** EXERCISE INSTRUCTIONS **
Each line of the data that mentions the string "startNodeManager" needs to be identified and copied.

* * * * * * *

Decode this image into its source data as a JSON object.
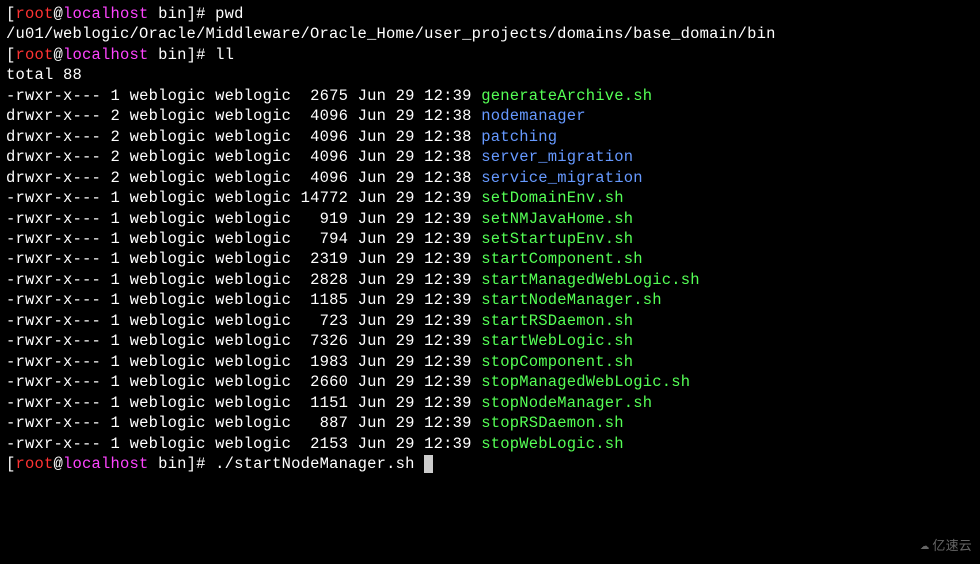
{
  "prompt": {
    "user": "root",
    "host": "localhost",
    "dir": "bin"
  },
  "commands": {
    "cmd1": "pwd",
    "cmd1_output": "/u01/weblogic/Oracle/Middleware/Oracle_Home/user_projects/domains/base_domain/bin",
    "cmd2": "ll",
    "cmd2_total": "total 88",
    "cmd3": "./startNodeManager.sh "
  },
  "listing": [
    {
      "perms": "-rwxr-x---",
      "links": "1",
      "owner": "weblogic",
      "group": "weblogic",
      "size": " 2675",
      "date": "Jun 29 12:39",
      "name": "generateArchive.sh",
      "type": "exec"
    },
    {
      "perms": "drwxr-x---",
      "links": "2",
      "owner": "weblogic",
      "group": "weblogic",
      "size": " 4096",
      "date": "Jun 29 12:38",
      "name": "nodemanager",
      "type": "dir"
    },
    {
      "perms": "drwxr-x---",
      "links": "2",
      "owner": "weblogic",
      "group": "weblogic",
      "size": " 4096",
      "date": "Jun 29 12:38",
      "name": "patching",
      "type": "dir"
    },
    {
      "perms": "drwxr-x---",
      "links": "2",
      "owner": "weblogic",
      "group": "weblogic",
      "size": " 4096",
      "date": "Jun 29 12:38",
      "name": "server_migration",
      "type": "dir"
    },
    {
      "perms": "drwxr-x---",
      "links": "2",
      "owner": "weblogic",
      "group": "weblogic",
      "size": " 4096",
      "date": "Jun 29 12:38",
      "name": "service_migration",
      "type": "dir"
    },
    {
      "perms": "-rwxr-x---",
      "links": "1",
      "owner": "weblogic",
      "group": "weblogic",
      "size": "14772",
      "date": "Jun 29 12:39",
      "name": "setDomainEnv.sh",
      "type": "exec"
    },
    {
      "perms": "-rwxr-x---",
      "links": "1",
      "owner": "weblogic",
      "group": "weblogic",
      "size": "  919",
      "date": "Jun 29 12:39",
      "name": "setNMJavaHome.sh",
      "type": "exec"
    },
    {
      "perms": "-rwxr-x---",
      "links": "1",
      "owner": "weblogic",
      "group": "weblogic",
      "size": "  794",
      "date": "Jun 29 12:39",
      "name": "setStartupEnv.sh",
      "type": "exec"
    },
    {
      "perms": "-rwxr-x---",
      "links": "1",
      "owner": "weblogic",
      "group": "weblogic",
      "size": " 2319",
      "date": "Jun 29 12:39",
      "name": "startComponent.sh",
      "type": "exec"
    },
    {
      "perms": "-rwxr-x---",
      "links": "1",
      "owner": "weblogic",
      "group": "weblogic",
      "size": " 2828",
      "date": "Jun 29 12:39",
      "name": "startManagedWebLogic.sh",
      "type": "exec"
    },
    {
      "perms": "-rwxr-x---",
      "links": "1",
      "owner": "weblogic",
      "group": "weblogic",
      "size": " 1185",
      "date": "Jun 29 12:39",
      "name": "startNodeManager.sh",
      "type": "exec"
    },
    {
      "perms": "-rwxr-x---",
      "links": "1",
      "owner": "weblogic",
      "group": "weblogic",
      "size": "  723",
      "date": "Jun 29 12:39",
      "name": "startRSDaemon.sh",
      "type": "exec"
    },
    {
      "perms": "-rwxr-x---",
      "links": "1",
      "owner": "weblogic",
      "group": "weblogic",
      "size": " 7326",
      "date": "Jun 29 12:39",
      "name": "startWebLogic.sh",
      "type": "exec"
    },
    {
      "perms": "-rwxr-x---",
      "links": "1",
      "owner": "weblogic",
      "group": "weblogic",
      "size": " 1983",
      "date": "Jun 29 12:39",
      "name": "stopComponent.sh",
      "type": "exec"
    },
    {
      "perms": "-rwxr-x---",
      "links": "1",
      "owner": "weblogic",
      "group": "weblogic",
      "size": " 2660",
      "date": "Jun 29 12:39",
      "name": "stopManagedWebLogic.sh",
      "type": "exec"
    },
    {
      "perms": "-rwxr-x---",
      "links": "1",
      "owner": "weblogic",
      "group": "weblogic",
      "size": " 1151",
      "date": "Jun 29 12:39",
      "name": "stopNodeManager.sh",
      "type": "exec"
    },
    {
      "perms": "-rwxr-x---",
      "links": "1",
      "owner": "weblogic",
      "group": "weblogic",
      "size": "  887",
      "date": "Jun 29 12:39",
      "name": "stopRSDaemon.sh",
      "type": "exec"
    },
    {
      "perms": "-rwxr-x---",
      "links": "1",
      "owner": "weblogic",
      "group": "weblogic",
      "size": " 2153",
      "date": "Jun 29 12:39",
      "name": "stopWebLogic.sh",
      "type": "exec"
    }
  ],
  "watermark": {
    "text": "亿速云"
  }
}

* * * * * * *

** SOLUTION TO THE EXERCISE **
    "cmd3": "./startNodeManager.sh "
      "name": "startNodeManager.sh",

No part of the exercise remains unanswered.